One of the biggest cheers from the crowd at I/O '17 came in response to Stephanie Saad Cuthbertson's announcement that Kotlin would be an officially supported language for Android development starting with Android Studio 3.0. If you're an AdMob or Doubleclick publisher who's been eager to make the leap to a new language, we've got another announcement you might like: now that the new version of Android Studio has launched, we've released bunch of new mobile ads resources to support the Kotlin community.
If you haven't seen Kotlin yet, it's a statically typed language developed by JetBrains that compiles down to the same JVM bytecode that Java does, but includes a number of new features that can make Android development faster and easier.

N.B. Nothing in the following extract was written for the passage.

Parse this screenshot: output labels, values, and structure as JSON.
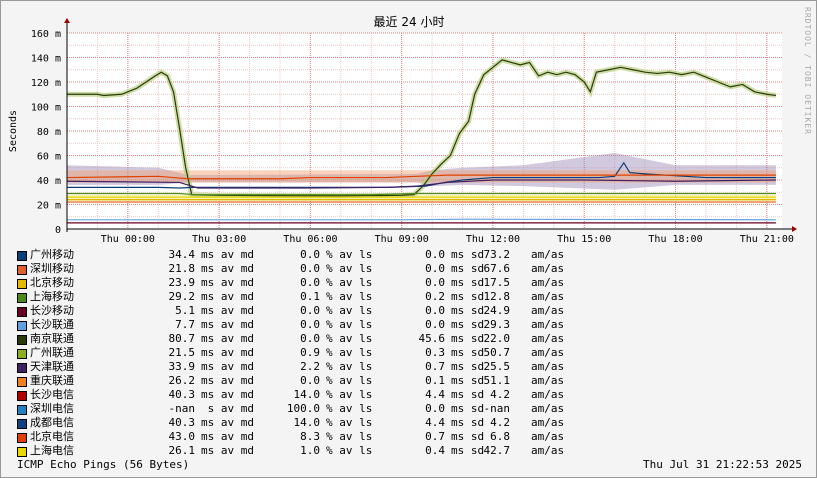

Things like dedicated data classes with less boilerplate, the Elvis operator, lambdas, SAM conversion, explicit nullability for references, and lots of other modern language features come built-in. For more information, see Introduction to Kotlin (also from I/O '17) in which Andrey Breslav and Hadi Hariri code up examples of the language's best features:
When you're done, you can see those same features in action in our new developer resources, which are now available to the AdMob and Doubleclick publisher community.
The Mobile Ads DevRel team maintains a GitHub repository of Android samples covering our API, and we've pushed Kotlin versions for each ad format. If you been wondering how Kotlin's Android extensions work with AdMob's banner ad layouts, for example, we've got a new sample app that'll show you. If you're curious how native ads work with all the new nullability stuff, we've got you covered with Kotlin samples for those formats as well.
In addition, we've included a new version of our API Demo app, which features a navigation drawer full of individual API demos for things like banner sizes, category exclusions, and more, all in Kotlin.
We've also updated our publisher guides with Kotlin snippets wherever code is shown. Similar to the mobile ads guides for iOS (which show either Swift or Objective-C syntax with a click of a tab), the Android guides now let developers easily switch back and forth between Java and Kotlin implementations.
If you take a look at the Kotlin guides and samples and find you've got questions about the best way to implement something in Android's first ever new language, stop by our support forum. Our staff there will be happy to help.